I take it that by 'memory almost full', what you really mean is that your hard drive is nearly full.. The 'memory' in a machine (RAM) is volatile, when you power down, everything in it goes away. Hard drives are more lasting (but NOT truly permanent).
To upgrade a drive, my procedure is:
a> first run the Windows supplied utility programs (or aftermarket ones if you have and prefer them) to scan and defragment the existing drive. "Scandisk" is the Windows disk checking utility, and there is a defragmentation pgm also. They should be available thru: start>programs>Accessories>System Tools (this is for 98SE. The path may be slightly different for dif versions of windows.
b>'Back up' existing drive. This creates an exact copy of everything on the existing drive. Backups may be done with several available programs. Some come with new hard drives. Others are 'aftermarket' - i.e. sold by independent vendors after you buy your computer. My personal favorite is Norton "Ghost". Ghost lets you create an exact copy of your hard drive on writable CDs. You have to have a writing CD drive in your machine to do this - but you should anyway these days. If you are buying one, check to see that Ghost supports the drive you plan to buy. There is a list under Ghost on the Symantec.com web site.
It is possible to create more than one 'partition' on a hard drive. This causes the additional partitions to appear as additional drives. Your machine is set up this way if you have a "D:, E:, ... " drive in addition to the C: drive, and the additional drives are not CDs or DvDs. People often do this to keep data separated for easy finding of files. I have 6 different partitions on my drive: C: thru H:. Ghost will handle this by copying all partitions.
You should have a 'fairly fresh' backup at all times. If your hard drive 'crashes' - i.e. the heads grind into the magnetic surface on the platters - and this can happen at any time - everything will be lost. With a backup, you can fairly quickly restore your system on a new hard drive. Without it, you probably will NEVER get everything back - including your tax records, etc.
c> once you have 'backed up' your system - make an 'emergency start up floppy' using Ghost. Choose the option that provides CD drive support.
d> power down the machine, and replace the hard drive with the new one. Note the instructions with the new one as to how to set jumpers on the new drive, and whether the new cable (if you use it) requires setting the jumpers to 'cable select' (in this case the cable will usually be marked 'master' and 'slave' - or be two different color connectors at the drive ends).
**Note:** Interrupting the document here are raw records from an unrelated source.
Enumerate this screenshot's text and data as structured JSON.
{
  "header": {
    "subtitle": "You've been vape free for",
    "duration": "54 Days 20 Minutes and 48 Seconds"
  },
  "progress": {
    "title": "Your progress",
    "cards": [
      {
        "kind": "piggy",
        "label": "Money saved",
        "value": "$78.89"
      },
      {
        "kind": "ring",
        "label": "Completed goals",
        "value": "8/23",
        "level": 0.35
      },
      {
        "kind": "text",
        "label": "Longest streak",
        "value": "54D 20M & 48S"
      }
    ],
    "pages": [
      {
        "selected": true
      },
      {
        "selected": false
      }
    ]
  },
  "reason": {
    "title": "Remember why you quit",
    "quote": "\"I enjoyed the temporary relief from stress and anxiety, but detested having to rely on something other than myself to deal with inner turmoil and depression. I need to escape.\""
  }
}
e> Restart the machine using the Ghost boot disk you just made. Machine will come up in DOS running Ghost. Select 'image to local drive' function, tell the pgm to use the CD drive for input, put the first CD in the drive, and hit GO.
f> load each CD in turn to be read.. the screen display will show your progress. When you read and load the last disk, your system is restored.
g> Since the new disk is larger than the old one.. the restored disk will only be on part of the new one. (The image/restore process creates an EXACT copy of the old disk. The extra space on the new drive is not in any partition on the original disk - so it will not immediately be accessable. You can use "Partition Magic", or a bunch of other partition management programs to resize the partitions on the new drive to use the entire space of the new disk. You can make the partitions different sizes - depending upon how much additional storage you think you will want in each partition. If you change your mind later - it is easy to re-run partition magic to change the existing partitions and move the stored data.
When you get the new disk the way you want it - back it up again. This way, you can directly restore the drive with the new (larger) partitions in one step. I back my system up every 3 months - and store the CDs in a fireproof container. At 20 cents each.. CDs are a cheap,easy way to do this.. readily available too..